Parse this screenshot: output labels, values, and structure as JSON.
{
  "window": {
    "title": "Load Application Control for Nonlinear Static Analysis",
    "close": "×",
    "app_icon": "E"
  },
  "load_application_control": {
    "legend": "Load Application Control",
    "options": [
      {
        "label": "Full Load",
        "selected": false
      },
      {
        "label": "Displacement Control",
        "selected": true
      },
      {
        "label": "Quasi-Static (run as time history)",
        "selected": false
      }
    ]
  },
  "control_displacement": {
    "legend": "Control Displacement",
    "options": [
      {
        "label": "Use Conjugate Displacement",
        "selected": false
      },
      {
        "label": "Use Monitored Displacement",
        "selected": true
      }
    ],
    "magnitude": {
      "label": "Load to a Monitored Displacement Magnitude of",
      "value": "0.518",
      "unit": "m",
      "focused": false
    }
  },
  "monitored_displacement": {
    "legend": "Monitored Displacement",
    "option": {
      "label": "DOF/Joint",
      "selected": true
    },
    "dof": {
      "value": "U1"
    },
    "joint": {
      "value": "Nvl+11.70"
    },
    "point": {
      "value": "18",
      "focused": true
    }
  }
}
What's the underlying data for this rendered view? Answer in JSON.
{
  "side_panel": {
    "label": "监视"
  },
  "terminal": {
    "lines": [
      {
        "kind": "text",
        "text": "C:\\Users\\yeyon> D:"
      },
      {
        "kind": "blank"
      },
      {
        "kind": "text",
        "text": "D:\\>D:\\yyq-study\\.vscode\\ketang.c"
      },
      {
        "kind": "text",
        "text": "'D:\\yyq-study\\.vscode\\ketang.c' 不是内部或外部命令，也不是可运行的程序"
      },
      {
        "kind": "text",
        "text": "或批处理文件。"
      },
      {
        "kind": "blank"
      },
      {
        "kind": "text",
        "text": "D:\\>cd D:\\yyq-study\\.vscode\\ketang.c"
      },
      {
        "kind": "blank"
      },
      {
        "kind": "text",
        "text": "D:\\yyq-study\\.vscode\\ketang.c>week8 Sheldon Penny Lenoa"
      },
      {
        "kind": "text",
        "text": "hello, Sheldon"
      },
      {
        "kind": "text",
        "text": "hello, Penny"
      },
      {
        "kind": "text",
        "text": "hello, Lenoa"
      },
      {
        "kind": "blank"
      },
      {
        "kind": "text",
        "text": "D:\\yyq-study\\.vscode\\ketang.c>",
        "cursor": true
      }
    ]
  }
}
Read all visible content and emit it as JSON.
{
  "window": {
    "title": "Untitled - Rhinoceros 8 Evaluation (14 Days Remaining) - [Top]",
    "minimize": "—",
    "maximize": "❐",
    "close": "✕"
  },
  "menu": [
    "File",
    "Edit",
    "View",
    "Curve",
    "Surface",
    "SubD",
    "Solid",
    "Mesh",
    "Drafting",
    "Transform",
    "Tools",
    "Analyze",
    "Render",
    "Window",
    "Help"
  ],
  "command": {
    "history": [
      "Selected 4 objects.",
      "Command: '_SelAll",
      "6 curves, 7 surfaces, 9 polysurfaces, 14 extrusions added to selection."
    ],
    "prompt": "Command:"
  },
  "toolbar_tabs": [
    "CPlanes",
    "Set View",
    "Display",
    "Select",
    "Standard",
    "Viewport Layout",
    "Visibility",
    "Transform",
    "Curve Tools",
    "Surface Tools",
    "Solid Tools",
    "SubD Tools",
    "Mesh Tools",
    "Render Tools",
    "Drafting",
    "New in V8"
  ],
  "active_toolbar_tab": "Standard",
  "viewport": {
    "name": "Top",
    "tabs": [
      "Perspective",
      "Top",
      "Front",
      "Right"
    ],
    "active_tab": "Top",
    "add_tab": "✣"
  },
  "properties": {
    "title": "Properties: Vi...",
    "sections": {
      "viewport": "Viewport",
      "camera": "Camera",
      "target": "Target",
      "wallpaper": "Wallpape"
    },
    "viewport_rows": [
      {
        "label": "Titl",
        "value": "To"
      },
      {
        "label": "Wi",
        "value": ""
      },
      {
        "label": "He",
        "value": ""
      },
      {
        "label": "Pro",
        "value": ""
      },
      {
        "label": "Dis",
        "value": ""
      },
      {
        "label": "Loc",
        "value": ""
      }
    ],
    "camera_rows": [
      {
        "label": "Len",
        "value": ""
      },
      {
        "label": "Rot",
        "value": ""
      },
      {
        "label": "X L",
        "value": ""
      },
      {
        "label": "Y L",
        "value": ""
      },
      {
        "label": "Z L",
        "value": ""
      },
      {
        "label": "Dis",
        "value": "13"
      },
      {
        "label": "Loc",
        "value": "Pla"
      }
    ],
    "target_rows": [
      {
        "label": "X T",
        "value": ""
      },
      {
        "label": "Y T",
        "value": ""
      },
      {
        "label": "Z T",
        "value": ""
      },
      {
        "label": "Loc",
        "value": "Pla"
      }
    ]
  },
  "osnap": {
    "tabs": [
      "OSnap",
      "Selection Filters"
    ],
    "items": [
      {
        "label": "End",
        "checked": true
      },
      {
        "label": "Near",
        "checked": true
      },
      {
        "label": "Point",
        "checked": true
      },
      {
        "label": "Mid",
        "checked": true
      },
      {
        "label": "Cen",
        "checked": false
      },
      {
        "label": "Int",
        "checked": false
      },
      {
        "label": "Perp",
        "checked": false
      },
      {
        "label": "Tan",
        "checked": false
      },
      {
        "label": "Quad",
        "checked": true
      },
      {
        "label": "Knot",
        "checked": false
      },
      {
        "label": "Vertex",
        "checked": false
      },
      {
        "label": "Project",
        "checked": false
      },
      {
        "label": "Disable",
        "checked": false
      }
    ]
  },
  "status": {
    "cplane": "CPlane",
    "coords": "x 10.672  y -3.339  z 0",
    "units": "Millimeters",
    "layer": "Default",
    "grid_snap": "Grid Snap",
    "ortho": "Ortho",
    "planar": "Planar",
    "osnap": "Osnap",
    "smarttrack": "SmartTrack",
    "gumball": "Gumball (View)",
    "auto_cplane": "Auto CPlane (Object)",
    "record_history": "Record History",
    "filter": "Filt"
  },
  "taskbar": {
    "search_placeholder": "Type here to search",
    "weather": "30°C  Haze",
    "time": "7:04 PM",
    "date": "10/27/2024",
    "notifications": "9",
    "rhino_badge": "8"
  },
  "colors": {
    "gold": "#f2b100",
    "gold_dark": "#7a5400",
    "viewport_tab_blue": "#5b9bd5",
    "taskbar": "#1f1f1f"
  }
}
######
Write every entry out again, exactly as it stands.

Parse this screenshot: output labels, values, and structure as JSON.
{
  "window": {
    "title": "Load Application Control for Nonlinear Static Analysis",
    "close": "×",
    "app_icon": "E"
  },
  "load_application_control": {
    "legend": "Load Application Control",
    "options": [
      {
        "label": "Full Load",
        "selected": false
      },
      {
        "label": "Displacement Control",
        "selected": true
      },
      {
        "label": "Quasi-Static (run as time history)",
        "selected": false
      }
    ]
  },
  "control_displacement": {
    "legend": "Control Displacement",
    "options": [
      {
        "label": "Use Conjugate Displacement",
        "selected": false
      },
      {
        "label": "Use Monitored Displacement",
        "selected": true
      }
    ],
    "magnitude": {
      "label": "Load to a Monitored Displacement Magnitude of",
      "value": "0.518",
      "unit": "m",
      "focused": false
    }
  },
  "monitored_displacement": {
    "legend": "Monitored Displacement",
    "option": {
      "label": "DOF/Joint",
      "selected": true
    },
    "dof": {
      "value": "U1"
    },
    "joint": {
      "value": "Nvl+11.70"
    },
    "point": {
      "value": "18",
      "focused": true
    }
  }
}
What's the underlying data for this rendered view? Answer in JSON.
{
  "side_panel": {
    "label": "监视"
  },
  "terminal": {
    "lines": [
      {
        "kind": "text",
        "text": "C:\\Users\\yeyon> D:"
      },
      {
        "kind": "blank"
      },
      {
        "kind": "text",
        "text": "D:\\>D:\\yyq-study\\.vscode\\ketang.c"
      },
      {
        "kind": "text",
        "text": "'D:\\yyq-study\\.vscode\\ketang.c' 不是内部或外部命令，也不是可运行的程序"
      },
      {
        "kind": "text",
        "text": "或批处理文件。"
      },
      {
        "kind": "blank"
      },
      {
        "kind": "text",
        "text": "D:\\>cd D:\\yyq-study\\.vscode\\ketang.c"
      },
      {
        "kind": "blank"
      },
      {
        "kind": "text",
        "text": "D:\\yyq-study\\.vscode\\ketang.c>week8 Sheldon Penny Lenoa"
      },
      {
        "kind": "text",
        "text": "hello, Sheldon"
      },
      {
        "kind": "text",
        "text": "hello, Penny"
      },
      {
        "kind": "text",
        "text": "hello, Lenoa"
      },
      {
        "kind": "blank"
      },
      {
        "kind": "text",
        "text": "D:\\yyq-study\\.vscode\\ketang.c>",
        "cursor": true
      }
    ]
  }
}
Read all visible content and emit it as JSON.
{
  "window": {
    "title": "Untitled - Rhinoceros 8 Evaluation (14 Days Remaining) - [Top]",
    "minimize": "—",
    "maximize": "❐",
    "close": "✕"
  },
  "menu": [
    "File",
    "Edit",
    "View",
    "Curve",
    "Surface",
    "SubD",
    "Solid",
    "Mesh",
    "Drafting",
    "Transform",
    "Tools",
    "Analyze",
    "Render",
    "Window",
    "Help"
  ],
  "command": {
    "history": [
      "Selected 4 objects.",
      "Command: '_SelAll",
      "6 curves, 7 surfaces, 9 polysurfaces, 14 extrusions added to selection."
    ],
    "prompt": "Command:"
  },
  "toolbar_tabs": [
    "CPlanes",
    "Set View",
    "Display",
    "Select",
    "Standard",
    "Viewport Layout",
    "Visibility",
    "Transform",
    "Curve Tools",
    "Surface Tools",
    "Solid Tools",
    "SubD Tools",
    "Mesh Tools",
    "Render Tools",
    "Drafting",
    "New in V8"
  ],
  "active_toolbar_tab": "Standard",
  "viewport": {
    "name": "Top",
    "tabs": [
      "Perspective",
      "Top",
      "Front",
      "Right"
    ],
    "active_tab": "Top",
    "add_tab": "✣"
  },
  "properties": {
    "title": "Properties: Vi...",
    "sections": {
      "viewport": "Viewport",
      "camera": "Camera",
      "target": "Target",
      "wallpaper": "Wallpape"
    },
    "viewport_rows": [
      {
        "label": "Titl",
        "value": "To"
      },
      {
        "label": "Wi",
        "value": ""
      },
      {
        "label": "He",
        "value": ""
      },
      {
        "label": "Pro",
        "value": ""
      },
      {
        "label": "Dis",
        "value": ""
      },
      {
        "label": "Loc",
        "value": ""
      }
    ],
    "camera_rows": [
      {
        "label": "Len",
        "value": ""
      },
      {
        "label": "Rot",
        "value": ""
      },
      {
        "label": "X L",
        "value": ""
      },
      {
        "label": "Y L",
        "value": ""
      },
      {
        "label": "Z L",
        "value": ""
      },
      {
        "label": "Dis",
        "value": "13"
      },
      {
        "label": "Loc",
        "value": "Pla"
      }
    ],
    "target_rows": [
      {
        "label": "X T",
        "value": ""
      },
      {
        "label": "Y T",
        "value": ""
      },
      {
        "label": "Z T",
        "value": ""
      },
      {
        "label": "Loc",
        "value": "Pla"
      }
    ]
  },
  "osnap": {
    "tabs": [
      "OSnap",
      "Selection Filters"
    ],
    "items": [
      {
        "label": "End",
        "checked": true
      },
      {
        "label": "Near",
        "checked": true
      },
      {
        "label": "Point",
        "checked": true
      },
      {
        "label": "Mid",
        "checked": true
      },
      {
        "label": "Cen",
        "checked": false
      },
      {
        "label": "Int",
        "checked": false
      },
      {
        "label": "Perp",
        "checked": false
      },
      {
        "label": "Tan",
        "checked": false
      },
      {
        "label": "Quad",
        "checked": true
      },
      {
        "label": "Knot",
        "checked": false
      },
      {
        "label": "Vertex",
        "checked": false
      },
      {
        "label": "Project",
        "checked": false
      },
      {
        "label": "Disable",
        "checked": false
      }
    ]
  },
  "status": {
    "cplane": "CPlane",
    "coords": "x 10.672  y -3.339  z 0",
    "units": "Millimeters",
    "layer": "Default",
    "grid_snap": "Grid Snap",
    "ortho": "Ortho",
    "planar": "Planar",
    "osnap": "Osnap",
    "smarttrack": "SmartTrack",
    "gumball": "Gumball (View)",
    "auto_cplane": "Auto CPlane (Object)",
    "record_history": "Record History",
    "filter": "Filt"
  },
  "taskbar": {
    "search_placeholder": "Type here to search",
    "weather": "30°C  Haze",
    "time": "7:04 PM",
    "date": "10/27/2024",
    "notifications": "9",
    "rhino_badge": "8"
  },
  "colors": {
    "gold": "#f2b100",
    "gold_dark": "#7a5400",
    "viewport_tab_blue": "#5b9bd5",
    "taskbar": "#1f1f1f"
  }
}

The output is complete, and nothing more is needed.